The ethics of clinical trials


Published on

This is a lecture on ethical issues related to clinical trials. It is for Module 4 of an online Medical Ethics course I am teaching at BGSU.

Published in: Education
1 Like
  • Be the first to comment

No Downloads
Total views
On SlideShare
From Embeds
Number of Embeds
Embeds 0
No embeds

No notes for slide

The ethics of clinical trials
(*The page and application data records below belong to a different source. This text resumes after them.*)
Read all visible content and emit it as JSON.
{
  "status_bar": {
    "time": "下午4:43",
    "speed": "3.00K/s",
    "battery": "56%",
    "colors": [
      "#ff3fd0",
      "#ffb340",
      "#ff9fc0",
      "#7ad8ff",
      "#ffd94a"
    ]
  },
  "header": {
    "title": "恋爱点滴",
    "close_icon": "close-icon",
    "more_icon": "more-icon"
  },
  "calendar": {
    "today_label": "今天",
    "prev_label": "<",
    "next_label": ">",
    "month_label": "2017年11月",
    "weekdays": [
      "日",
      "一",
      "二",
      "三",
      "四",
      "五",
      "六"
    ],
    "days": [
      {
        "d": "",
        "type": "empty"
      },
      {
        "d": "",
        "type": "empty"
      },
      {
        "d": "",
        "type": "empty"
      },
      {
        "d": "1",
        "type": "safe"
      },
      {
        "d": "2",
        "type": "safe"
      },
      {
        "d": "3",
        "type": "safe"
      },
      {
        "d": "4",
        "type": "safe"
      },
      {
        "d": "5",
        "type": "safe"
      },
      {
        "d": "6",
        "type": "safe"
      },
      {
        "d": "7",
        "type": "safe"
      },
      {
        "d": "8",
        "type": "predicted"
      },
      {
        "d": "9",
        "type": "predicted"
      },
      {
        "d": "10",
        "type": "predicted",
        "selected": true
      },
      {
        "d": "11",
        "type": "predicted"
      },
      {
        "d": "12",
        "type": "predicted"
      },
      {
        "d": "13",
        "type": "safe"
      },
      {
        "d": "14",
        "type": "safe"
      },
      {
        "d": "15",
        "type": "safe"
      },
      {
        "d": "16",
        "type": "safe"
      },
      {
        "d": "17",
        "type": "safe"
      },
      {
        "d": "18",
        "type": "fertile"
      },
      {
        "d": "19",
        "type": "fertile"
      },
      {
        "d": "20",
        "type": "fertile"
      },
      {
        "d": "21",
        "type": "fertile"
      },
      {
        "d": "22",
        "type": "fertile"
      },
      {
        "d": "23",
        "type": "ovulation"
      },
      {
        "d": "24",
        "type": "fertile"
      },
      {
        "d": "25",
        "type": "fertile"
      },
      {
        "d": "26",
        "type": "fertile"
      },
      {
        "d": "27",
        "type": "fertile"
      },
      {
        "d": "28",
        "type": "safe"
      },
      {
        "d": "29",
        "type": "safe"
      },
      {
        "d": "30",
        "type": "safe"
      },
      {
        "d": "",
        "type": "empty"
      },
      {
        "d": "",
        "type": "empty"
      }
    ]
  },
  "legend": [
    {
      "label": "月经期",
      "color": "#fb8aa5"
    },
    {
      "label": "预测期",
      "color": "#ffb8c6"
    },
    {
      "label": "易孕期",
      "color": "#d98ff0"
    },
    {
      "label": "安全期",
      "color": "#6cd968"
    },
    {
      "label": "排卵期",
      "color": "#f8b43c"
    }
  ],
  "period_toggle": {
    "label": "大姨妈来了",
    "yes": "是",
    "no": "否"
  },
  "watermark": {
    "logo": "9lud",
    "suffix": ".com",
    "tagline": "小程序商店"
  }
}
  1. 1. The Ethics of Clinical Trials<br />Medical Ethics Online<br />Summer 2011<br />Eli Weber-Instructor<br />
  2. 2. Lecture Goals<br />Explain the structure and organization of clinical trials<br />Highlight the ethical dilemma that clinical trials create for physicians<br />Outline the “standard” respond to this dilemma<br />Consider some further ethical issues associated with clinical trials<br />
  3. 3. What is a Clinical Trial?<br />A clinical trial is a research study designed to test the effectiveness and side effects of a treatment for human subjects.<br />4 Phases<br />-Phase 1-tests for toxicity only<br />-Phase 2-tests efficacy, further evaluates toxicity<br />-Phase 3-confirmation of efficacy in larger group<br />-Phase 4-fine tuning<br />
  4. 4. Why Clinical Trials?<br />Limits of animal experimentation<br />More reliable than other sources of evidence<br />-Isolates relevant variable<br />Control groups<br />Randomization<br />Blindness<br />
  5. 5. Ethical Issues with Clinical Trials<br />Embarrassing History<br />Treats patients in the control group as a means to an end.<br />-Conflict between physicians’ duty of beneficence and randomization<br />If physicians have a duty to recommend the treatment that they believe to be best, suggesting a clinical trial for a patient is rarely consist with this duty, because there is nearly always a better option for the patient.<br />
  6. 6. Ethical Issues with Clinical Trials<br />-Placebos vs. Active-control studies<br />A placebo study is never acceptable when there is an available treatment that is known to be effective.<br />Active-control studies involve comparing promising new treatments against treatments regarded as inadequate.<br />Standard worries with informed consent<br />-ability to understand relevant information<br />-vulnerable populations<br />-coercion<br />
  7. 7. Typical Reply to Ethical Objections<br />There is no ethical conflict between a physicians’ duty of beneficence and offering the patient the option of participating in a clinical trial, provided certain conditions are met:<br />Genuine clinical equipoise exists<br />Physician explains that their recommendation is based on evidence that isn’t the “gold standard.”<br />-This is a component of informed consent<br />-Marquis: physicians have a duty to offer clinical trials in these cases<br />*Also addresses concerns about active-control studies.<br />
  8. 8. Typical Replies to Ethical Objections<br />If patients give informed consent, it is acceptable to use them as a means.<br />In general, these issues are dealt with by appeals to informed consent and restrictions on when clinical trials are acceptable. The medical community defends a moderate view about the ethics of clinical trials.<br />
  9. 9. Further Issues with Clinical Trials<br />How do we assess clinical equipoise? How much equipoise is enough?<br />-PLX4032 Clinical trial<br />Balancing the need for information about long-term effectiveness against the fact of immediate need.<br />-Is it ethical to continue a study in the face of compelling evidence of efficacy, for the sake of assessing long-term effects?<br />
  10. 10. Further Issues with Clinical Trials<br />Should pharmaceutical companies be allowed to hold a promising new drug off the market for the sake of obtaining further evidence of its efficacy?<br />Can physicians fulfill their alleged duty to offer clinical trials without inadvertently coercing participation?<br />
  11. 11. The Bottom Line<br />Clinical trials appear to be a necessary component of medical research.<br />The ethical issues associated with clinical trials are numerous, and often involve patient autonomy and well-being juxtaposed with the duties of physicians and benefits to future generations (in addition to the standard worries about informed consent).<br />It’s not clear that informed consent is the “magic” solution to ethical issues related to clinical trials.<br />